We had highly comprehensive H&S procedures in place including detailed Risk Assessments and H&S Consultation in advance plus paramedics and fire safety crews on set. We were performing dangerous activities and despite this careful preparation, someone was hurt – but the plan we had in place to deal with that situation undoubtedly prevented more serious trauma and they made a full recovery.
The paperwork itself doesn’t make you safe, but the process of working through it enables you to assess the details of what you plan to do and work out how to make it as safe as you can.
Where should I start with sorting out H&S for my company?
There are two key types of document that any production company should have in place before production starts. One is their H&S Policy which lays out their company approach to H&S. The other is a Risk Assessment for any productions or facilities that identify hazards and help manage the risks. Risk Assessments will be covered in the next article.
What’s a difference between a hazard and a risk?
There are a few keywords that get used a great deal in H&S planning. So before you start, it is important to know what they actually mean.
Hazard Refers to the potential for harm. Can also be the potential for mental or psychological harm. Risk The chance of that harm actually happening. How likely is it that someone could get hurt or something get damaged. Controls Taking precautions to reduce or ideally remove the risk. There are a variety of ways to reduce risks by implementing measures to control the hazard or protect the personnel and/or environment in close proximity to it. Practicable Taking precautions that are possible, as well as suitable or rational, given the situation. Have you got the time / budget / resources to implement the above controls? Due Diligence Where employers, contractors and individuals take all reasonable precautions, under the circumstances, to prevent incidents in the workplace.
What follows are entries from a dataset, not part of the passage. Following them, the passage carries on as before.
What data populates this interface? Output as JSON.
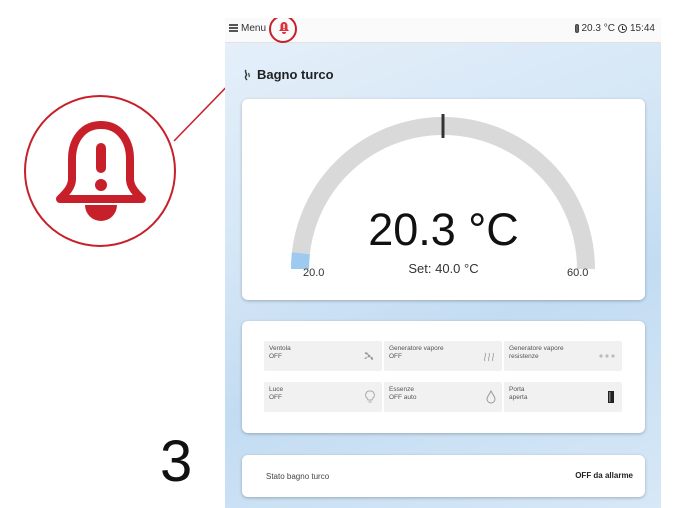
{
  "step_number": "3",
  "topbar": {
    "menu_label": "Menu",
    "temperature": "20.3 °C",
    "time": "15:44"
  },
  "page": {
    "title": "Bagno turco"
  },
  "gauge": {
    "temperature": "20.3 °C",
    "setpoint": "Set: 40.0 °C",
    "min_label": "20.0",
    "max_label": "60.0",
    "min": 20.0,
    "max": 60.0,
    "current": 20.3,
    "set": 40.0
  },
  "tiles": [
    {
      "name": "Ventola",
      "state": "OFF",
      "icon": "fan-icon"
    },
    {
      "name": "Generatore vapore",
      "state": "OFF",
      "icon": "steam-icon"
    },
    {
      "name": "Generatore vapore",
      "state": "resistenze",
      "icon": "heater-icon"
    },
    {
      "name": "Luce",
      "state": "OFF",
      "icon": "bulb-icon"
    },
    {
      "name": "Essenze",
      "state": "OFF auto",
      "icon": "drop-icon"
    },
    {
      "name": "Porta",
      "state": "aperta",
      "icon": "door-icon"
    }
  ],
  "status": {
    "label": "Stato bagno turco",
    "value": "OFF da allarme"
  },
  "colors": {
    "alarm": "#c8202a",
    "gauge_track": "#d9d9d9",
    "gauge_fill": "#9ecaf0",
    "marker": "#333333"
  }
}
Evaluating the above controls, deciding which ones are practicable and implementing them.
How long will it take?
The policy does not need to be complicated or time-consuming. In fact, the size and complexity of management systems for health and safety depend on the size and complexity of the production. For more complex, hazardous or specialist productions – advice may have to be sourced from a competent outside specialist or consultant.
Please note, an employer’s legal duty to manage health and safety cannot be delegated to a consultant or to anyone else.
Is there a template that I can use?
Filmsourcing does have a Production Risk Assessment template that is available for subscribers. You can also seek advice via the 1-on-1 chat feature or schedule a specific consultation with myself or a local representative. Please sign up and subscribe to download or visit here for more details.
Am I done now?
As mentioned above in Step 4, you should constantly review and update any risk assessments and the resulting controls you put in place to make sure they are still working. After the production, it is good practice to review the whole system to see whether useful lessons could be learned for the future.
Is it also important to note that these articles and resources provide an introductory framework to Production H&S. Don’t make the mistake of assuming that just because you have filled in some forms that everything is done.
You need to communicate with the other members of your crew, ask them for feedback and re-evaluate constantly. There may well be occasions when specialist advice is also required.
Where do I start?
There are two key types of document that any production company should have in place before production starts. One is their Health & Safety Policy which lays out their company approach to H&S.
The other is to have Risk Assessments for any productions or facilities. Risk Assessments may be created for each scene, location, day, week, block or even a whole shoot depending on the timings and complexities involved.